Having taken over from James Levine, Thielemann is expected to carry on the tradition of the orchestra with such Romantic heavyweights as Richard Strauss, Hans Pfitzner, and, of course, Anton Bruckner. The choice of the 5th symphony—no matter what he claims in the interesting liner notes—must have been deliberate. The orchestra premiered the work's original version, Furtwängler chose it as his first work with the orchestra, and the great Bruckner conductor Sergeiu Celibidache, who headed the Munich Philharmonic for 17 years until his death in 1996, inaugurated its new hall, the "Gasteig" in 1985 with Bruckner's 5th.
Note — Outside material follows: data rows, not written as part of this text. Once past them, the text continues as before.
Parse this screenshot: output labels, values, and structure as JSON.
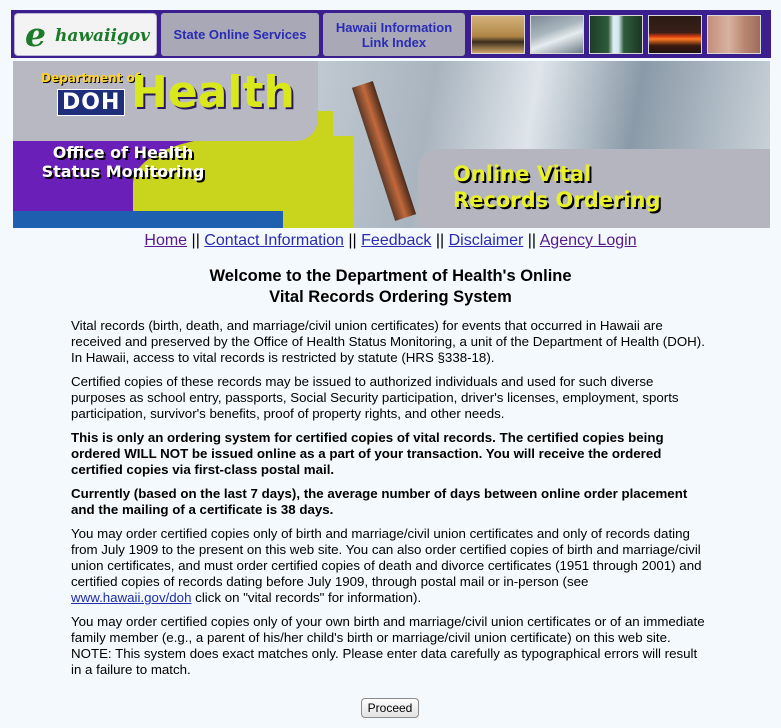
{
  "header": {
    "logo_text": "hawaiigov",
    "logo_letter": "e",
    "nav": [
      {
        "label": "State Online Services"
      },
      {
        "label": "Hawaii Information Link Index"
      }
    ]
  },
  "banner": {
    "dept_label": "Department of",
    "doh_label": "DOH",
    "health_label": "Health",
    "office_label": "Office of Health Status Monitoring",
    "service_label": "Online Vital Records Ordering"
  },
  "links": {
    "home": "Home",
    "contact": "Contact Information",
    "feedback": "Feedback",
    "disclaimer": "Disclaimer",
    "agency_login": "Agency Login",
    "separator": "||"
  },
  "main": {
    "title_line1": "Welcome to the Department of Health's Online",
    "title_line2": "Vital Records Ordering System",
    "p1": "Vital records (birth, death, and marriage/civil union certificates) for events that occurred in Hawaii are received and preserved by the Office of Health Status Monitoring, a unit of the Department of Health (DOH). In Hawaii, access to vital records is restricted by statute (HRS §338-18).",
    "p2": "Certified copies of these records may be issued to authorized individuals and used for such diverse purposes as school entry, passports, Social Security participation, driver's licenses, employment, sports participation, survivor's benefits, proof of property rights, and other needs.",
    "p3": "This is only an ordering system for certified copies of vital records. The certified copies being ordered WILL NOT be issued online as a part of your transaction. You will receive the ordered certified copies via first-class postal mail.",
    "p4": "Currently (based on the last 7 days), the average number of days between online order placement and the mailing of a certificate is 38 days.",
    "p5_before": "You may order certified copies only of birth and marriage/civil union certificates and only of records dating from July 1909 to the present on this web site. You can also order certified copies of birth and marriage/civil union certificates, and must order certified copies of death and divorce certificates (1951 through 2001) and certified copies of records dating before July 1909, through postal mail or in-person (see ",
    "p5_link": "www.hawaii.gov/doh",
    "p5_after": " click on \"vital records\" for information).",
    "p6": "You may order certified copies only of your own birth and marriage/civil union certificates or of an immediate family member (e.g., a parent of his/her child's birth or marriage/civil union certificate) on this web site. NOTE: This system does exact matches only. Please enter data carefully as typographical errors will result in a failure to match.",
    "proceed_label": "Proceed"
  }
}
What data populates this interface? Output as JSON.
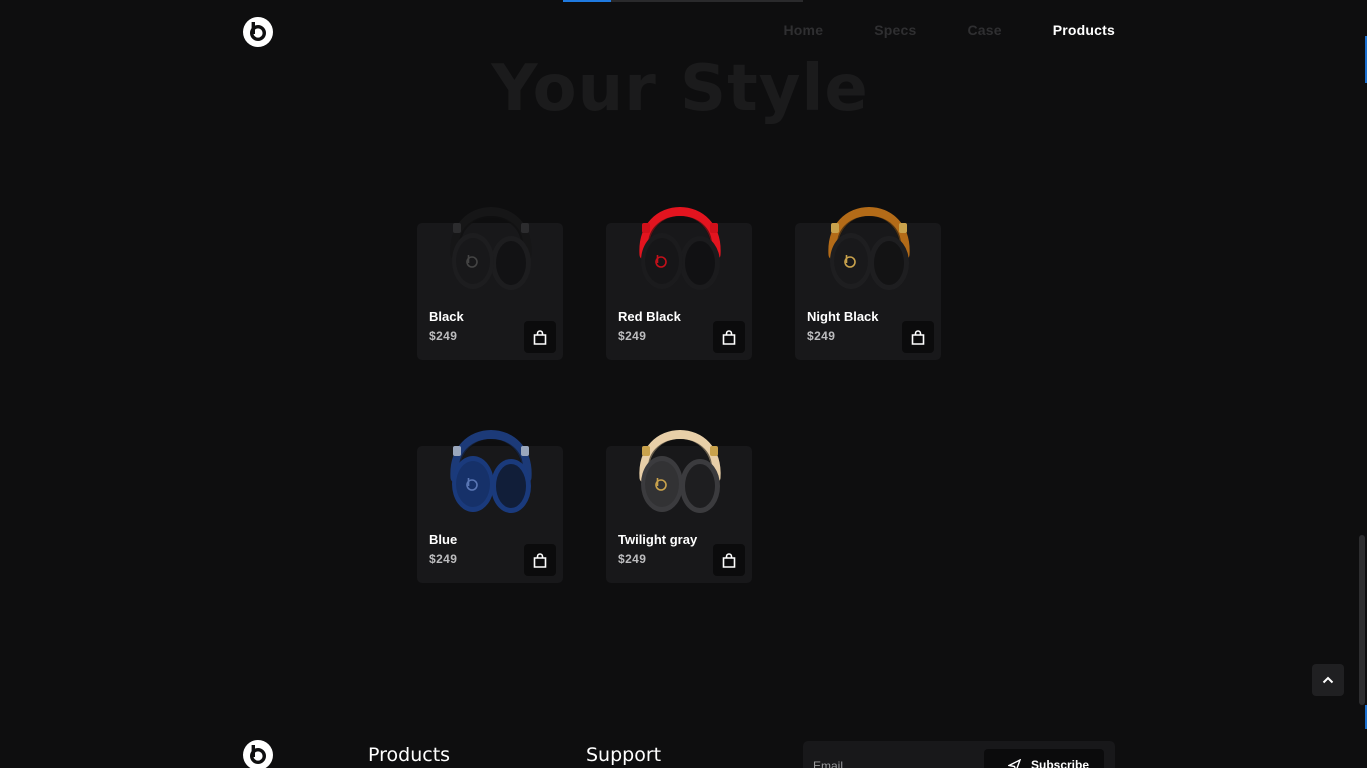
{
  "header": {
    "logo_icon": "beats-logo-icon",
    "nav": [
      {
        "label": "Home",
        "active": false
      },
      {
        "label": "Specs",
        "active": false
      },
      {
        "label": "Case",
        "active": false
      },
      {
        "label": "Products",
        "active": true
      }
    ]
  },
  "hero": {
    "title": "Your Style"
  },
  "products": [
    {
      "name": "Black",
      "price": "$249",
      "band": "#161617",
      "cup": "#1d1d1f",
      "accent": "#2c2c2e",
      "logo": "#444"
    },
    {
      "name": "Red Black",
      "price": "$249",
      "band": "#e3141f",
      "cup": "#1b1b1d",
      "accent": "#d0101a",
      "logo": "#c4101a"
    },
    {
      "name": "Night Black",
      "price": "$249",
      "band": "#b36b18",
      "cup": "#1e1e20",
      "accent": "#c9a24c",
      "logo": "#c9a24c"
    },
    {
      "name": "Blue",
      "price": "$249",
      "band": "#1c3a78",
      "cup": "#1a3a7c",
      "accent": "#9aa7bd",
      "logo": "#5a77b5"
    },
    {
      "name": "Twilight gray",
      "price": "$249",
      "band": "#e8cfa8",
      "cup": "#3b3b3e",
      "accent": "#c9a24c",
      "logo": "#c9a24c"
    }
  ],
  "footer": {
    "headings": [
      "Products",
      "Support"
    ],
    "email_placeholder": "Email",
    "subscribe_label": "Subscribe"
  },
  "colors": {
    "accent": "#1f7ae0",
    "background": "#0e0e0f",
    "card": "#18181a"
  }
}
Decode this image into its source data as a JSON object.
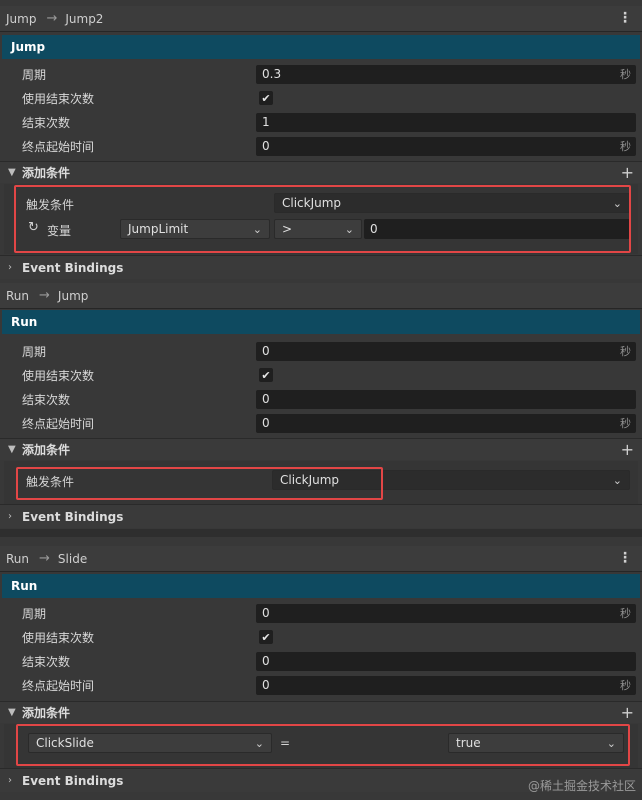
{
  "panels": [
    {
      "header": {
        "from": "Jump",
        "to": "Jump2"
      },
      "title": "Jump",
      "fields": {
        "period_label": "周期",
        "period_value": "0.3",
        "period_unit": "秒",
        "use_end_label": "使用结束次数",
        "end_count_label": "结束次数",
        "end_count_value": "1",
        "end_start_label": "终点起始时间",
        "end_start_value": "0",
        "end_start_unit": "秒"
      },
      "add_condition_label": "添加条件",
      "trigger_label": "触发条件",
      "trigger_value": "ClickJump",
      "variable_label": "变量",
      "variable_name": "JumpLimit",
      "variable_op": ">",
      "variable_value": "0",
      "event_bindings_label": "Event Bindings"
    },
    {
      "header": {
        "from": "Run",
        "to": "Jump"
      },
      "title": "Run",
      "fields": {
        "period_label": "周期",
        "period_value": "0",
        "period_unit": "秒",
        "use_end_label": "使用结束次数",
        "end_count_label": "结束次数",
        "end_count_value": "0",
        "end_start_label": "终点起始时间",
        "end_start_value": "0",
        "end_start_unit": "秒"
      },
      "add_condition_label": "添加条件",
      "trigger_label": "触发条件",
      "trigger_value": "ClickJump",
      "event_bindings_label": "Event Bindings"
    },
    {
      "header": {
        "from": "Run",
        "to": "Slide"
      },
      "title": "Run",
      "fields": {
        "period_label": "周期",
        "period_value": "0",
        "period_unit": "秒",
        "use_end_label": "使用结束次数",
        "end_count_label": "结束次数",
        "end_count_value": "0",
        "end_start_label": "终点起始时间",
        "end_start_value": "0",
        "end_start_unit": "秒"
      },
      "add_condition_label": "添加条件",
      "cond_left": "ClickSlide",
      "cond_op": "=",
      "cond_right": "true",
      "event_bindings_label": "Event Bindings"
    }
  ],
  "icons": {
    "arrow": "arrow-right-icon",
    "menu": "kebab-menu-icon",
    "plus": "plus-icon",
    "chevron": "chevron-down-icon",
    "check": "checkmark-icon",
    "refresh": "refresh-icon"
  },
  "colors": {
    "title_bar": "#0e4a60",
    "highlight": "#e24646",
    "background": "#383838"
  },
  "watermark": "@稀土掘金技术社区"
}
The Deutsche Grammophon engineers achieved a feat in putting the performance onto one disc (cutting applause and shortening breaks between movements), which is now the longest playing compact disc in their catalogue at 82:34. This is the third longest Bruckner 5th in my collection, topped only by two versions of Celibidache, who takes a whopping 88 and 84 minutes with the same orchestra.
With the history of the players involved and the perfect match of the lush Munich sound with Thielemann's strengths, this was the disc I had most looked forward to receiving, especially after the rave reviews of the concert. But of course anything this highly anticipated has a difficult time to live up to those expectations, and this is no different in that it did not shoot straight to the top of my list.
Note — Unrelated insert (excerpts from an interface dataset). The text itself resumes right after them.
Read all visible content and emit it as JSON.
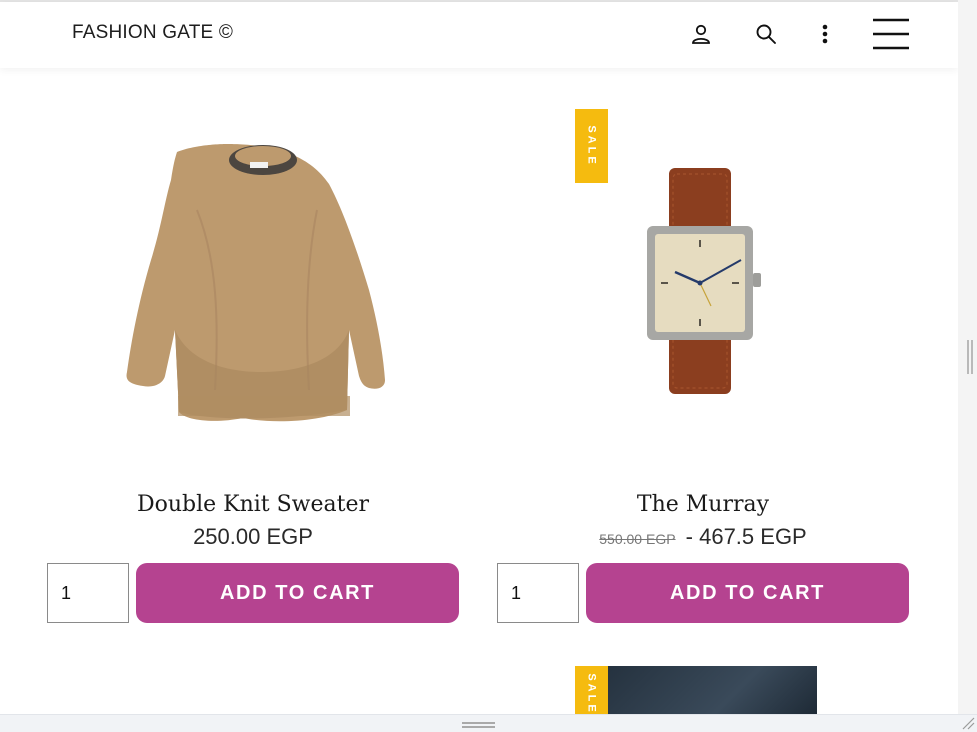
{
  "header": {
    "brand": "FASHION GATE ©",
    "icons": [
      "account-icon",
      "search-icon",
      "more-vertical-icon",
      "hamburger-menu-icon"
    ]
  },
  "products": [
    {
      "name": "Double Knit Sweater",
      "price": "250.00 EGP",
      "quantity": "1",
      "add_to_cart": "ADD TO CART",
      "on_sale": false
    },
    {
      "name": "The Murray",
      "old_price": "550.00 EGP",
      "price": " - 467.5 EGP",
      "quantity": "1",
      "add_to_cart": "ADD TO CART",
      "on_sale": true,
      "sale_label": "SALE"
    }
  ],
  "next_row": {
    "sale_label": "SALE"
  },
  "colors": {
    "accent": "#b54390",
    "sale_badge": "#f5bb0f"
  }
}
Some critics and conductors have lamented the fact that Bruckner, Wagner and Mahler have been slowed down continuously over the years, in an ill-conceived attempt to instill extra reverie into those works. There is much to be said about that attitude (especially in Wagner!), but ultimately it still depends on the performance whether an approach works or not. But slowness isn't Thielemann's problem. His approach works and works very well. His problem is that I expected the world from the recording, and he only delivers upper Austria and Bavaria. His problem is: Celibidache.
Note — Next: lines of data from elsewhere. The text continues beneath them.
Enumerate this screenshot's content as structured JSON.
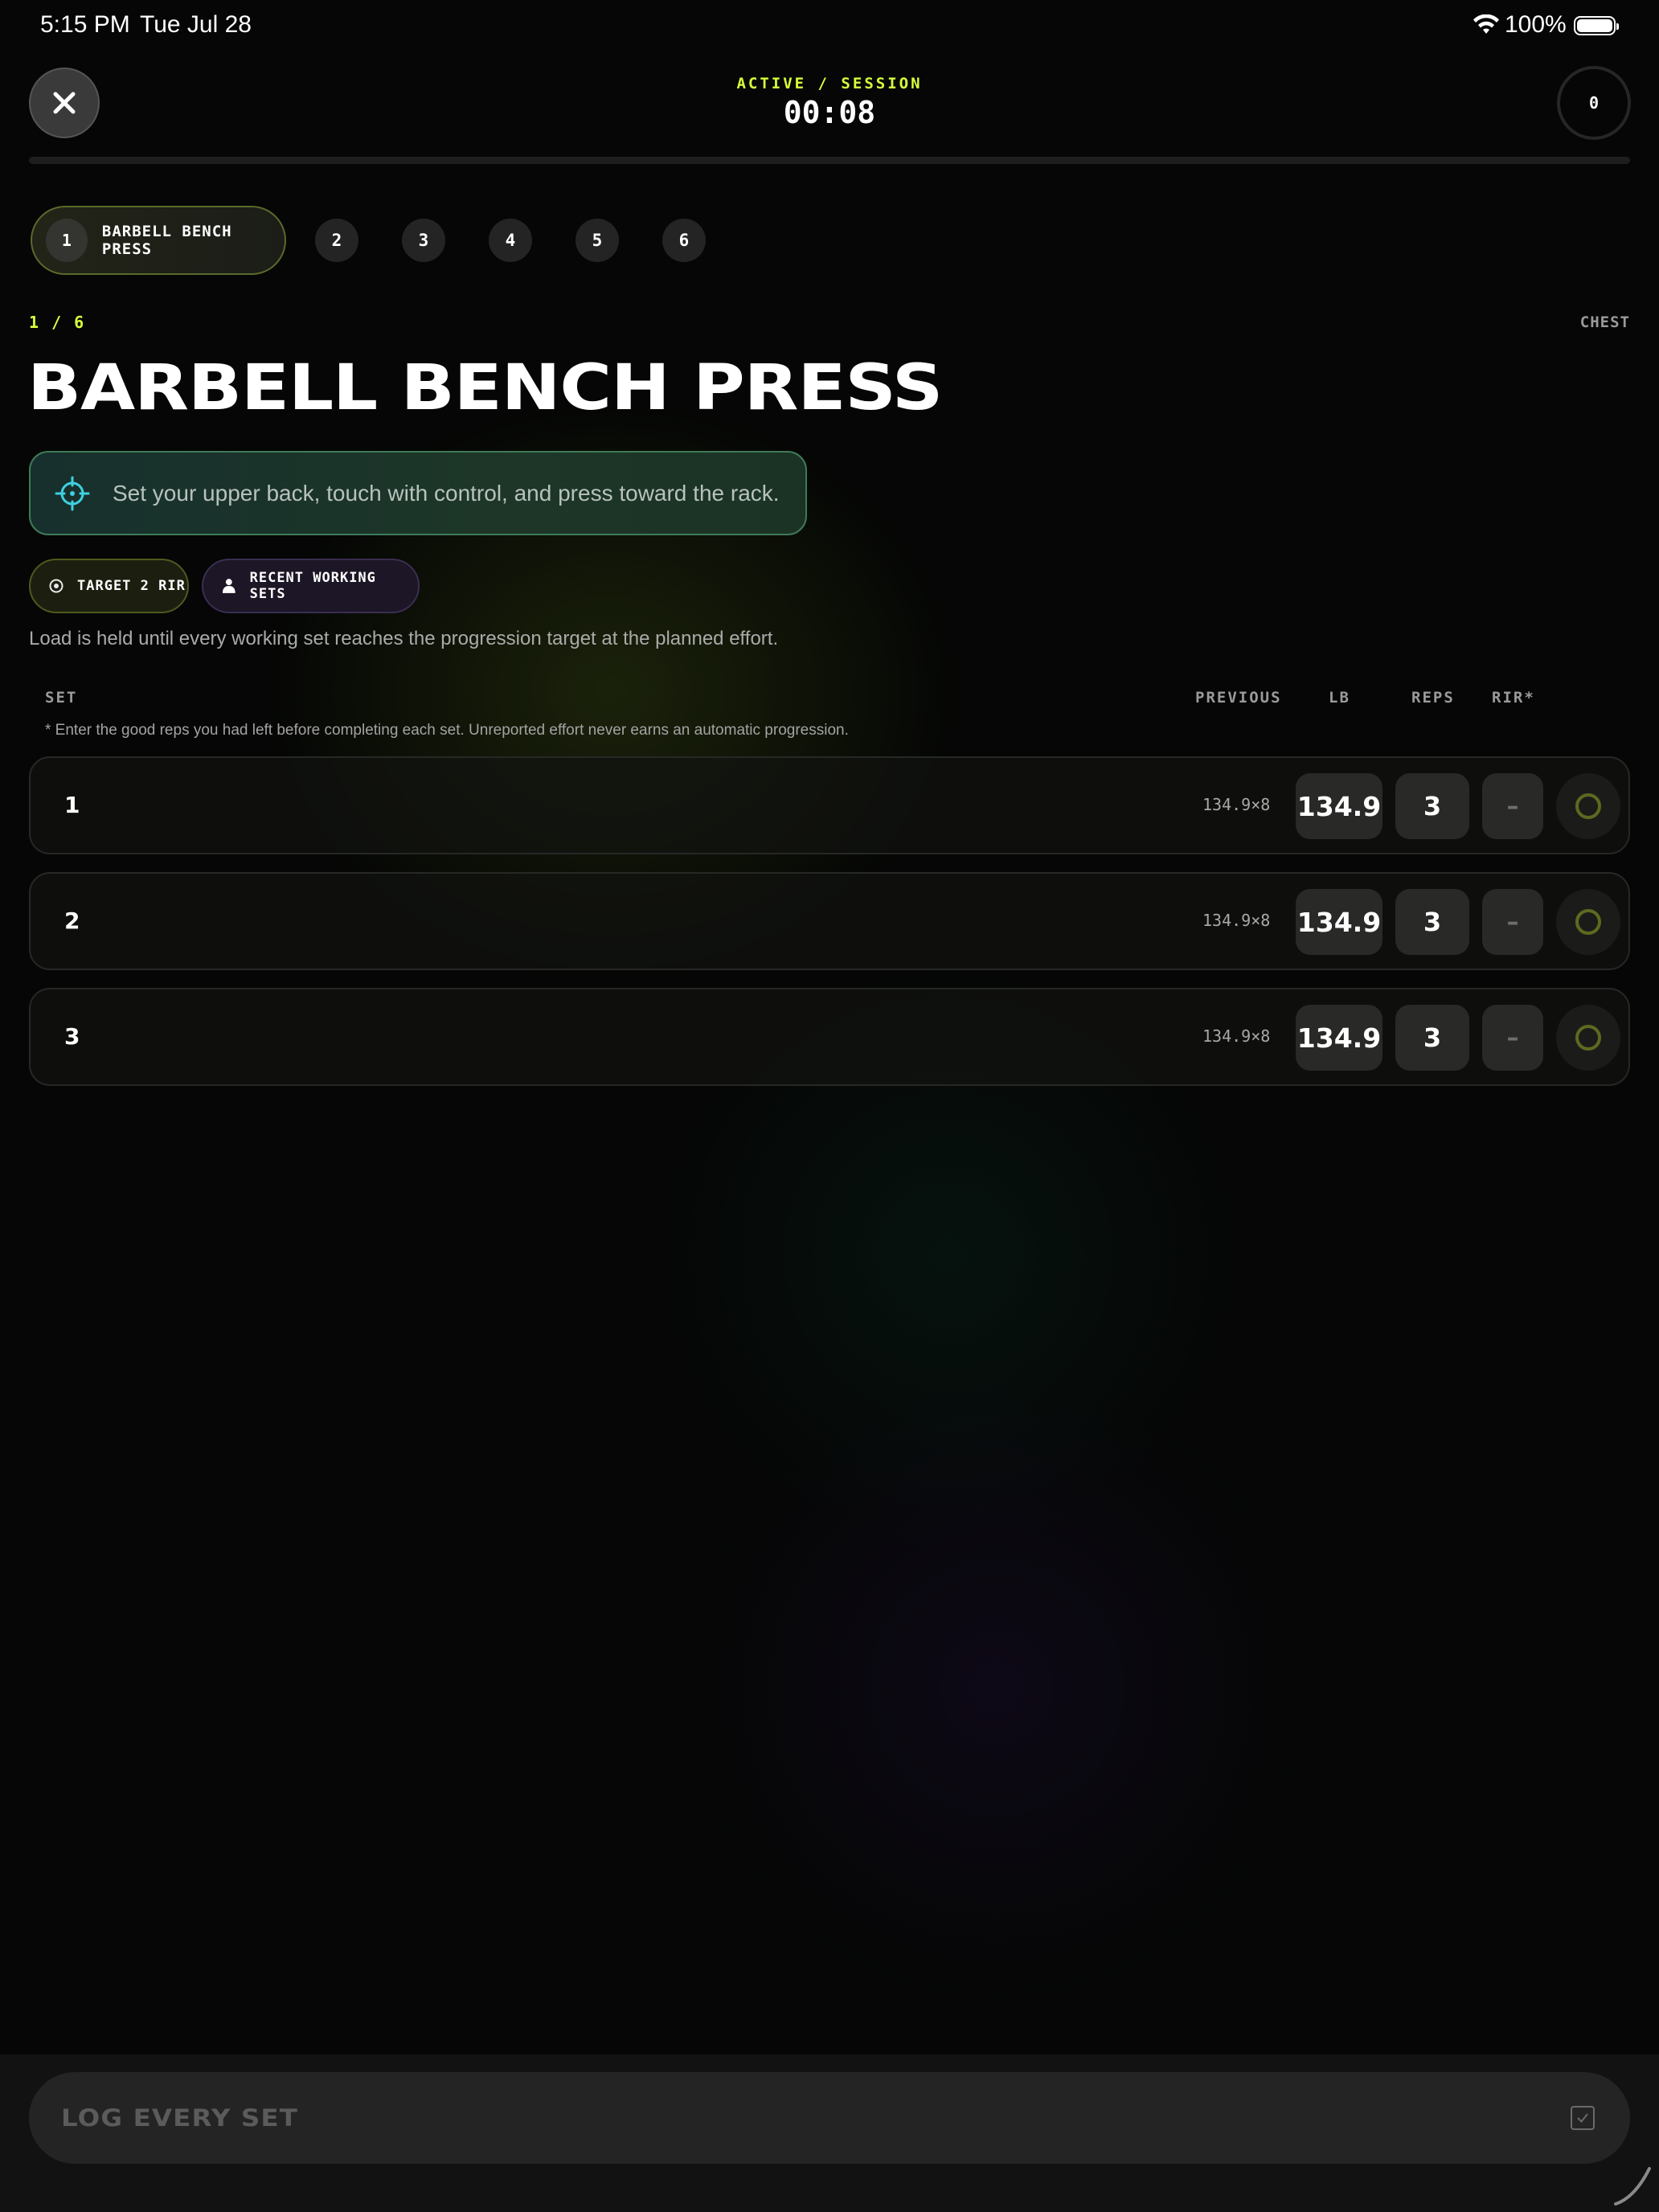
{
  "status_bar": {
    "time": "5:15 PM",
    "date": "Tue Jul 28",
    "battery_percent": "100%",
    "battery_level": 1.0
  },
  "header": {
    "session_label": "ACTIVE / SESSION",
    "timer": "00:08",
    "completed_count": "0",
    "session_progress": 0
  },
  "exercise_tabs": {
    "active": {
      "number": "1",
      "label": "BARBELL BENCH PRESS"
    },
    "others": [
      "2",
      "3",
      "4",
      "5",
      "6"
    ]
  },
  "exercise": {
    "index": "1 / 6",
    "muscle_group": "CHEST",
    "title": "BARBELL BENCH PRESS",
    "cue": "Set your upper back, touch with control, and press toward the rack.",
    "chips": {
      "target": "TARGET 2 RIR",
      "recent": "RECENT WORKING SETS"
    },
    "progression_note": "Load is held until every working set reaches the progression target at the planned effort."
  },
  "sets_table": {
    "columns": {
      "set": "SET",
      "previous": "PREVIOUS",
      "load": "LB",
      "reps": "REPS",
      "rir": "RIR*"
    },
    "footnote": "* Enter the good reps you had left before completing each set. Unreported effort never earns an automatic progression.",
    "rows": [
      {
        "set": "1",
        "previous": "134.9×8",
        "load": "134.9",
        "reps": "3",
        "rir": "–",
        "done": false
      },
      {
        "set": "2",
        "previous": "134.9×8",
        "load": "134.9",
        "reps": "3",
        "rir": "–",
        "done": false
      },
      {
        "set": "3",
        "previous": "134.9×8",
        "load": "134.9",
        "reps": "3",
        "rir": "–",
        "done": false
      }
    ]
  },
  "footer": {
    "log_button": "LOG EVERY SET"
  },
  "colors": {
    "accent": "#d6ff3a",
    "background": "#050605",
    "cue_border": "#3f7a58"
  },
  "icons": [
    "close-icon",
    "wifi-icon",
    "battery-icon",
    "crosshair-icon",
    "target-icon",
    "person-icon",
    "circle-check-icon",
    "checkbox-icon"
  ]
}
| A.Bruckner, Symphony No.5, |
Celibidache / MPhil
UK | DE | FR
The second movement's broad melodic element is brought out nicely between 3:04 and 5:15, for once not interrupted by Bruckner with some brass fanfare. It's heaven and whipped cream with the pulsing horns behind the soaring strings, all propelled by the meticulous rhythmical sense of Thielemann, who never lets "slow" become plodding. This disc is surely one of the finest 5ths out there, and since neither Celibidache's nor Wand's discs are easily available in the U.S., only Sinopoli on DG is a serious rival. Conveniently, they are at different ends of the interpretive spectrum and therefore very complimentary. I happen to believe that you can't have too many Bruckner 5ths (I have ten, so far and have heard many others), and this is one of the four best recordings I have ever heard. If it were between adding a second or third Bruckner 5th to your collection over a new discovery, though, I'd strongly encourage the latter.
Note: Celi's Bruckner set on EMI has finally been re-issued. See "Best Recordings of 2011"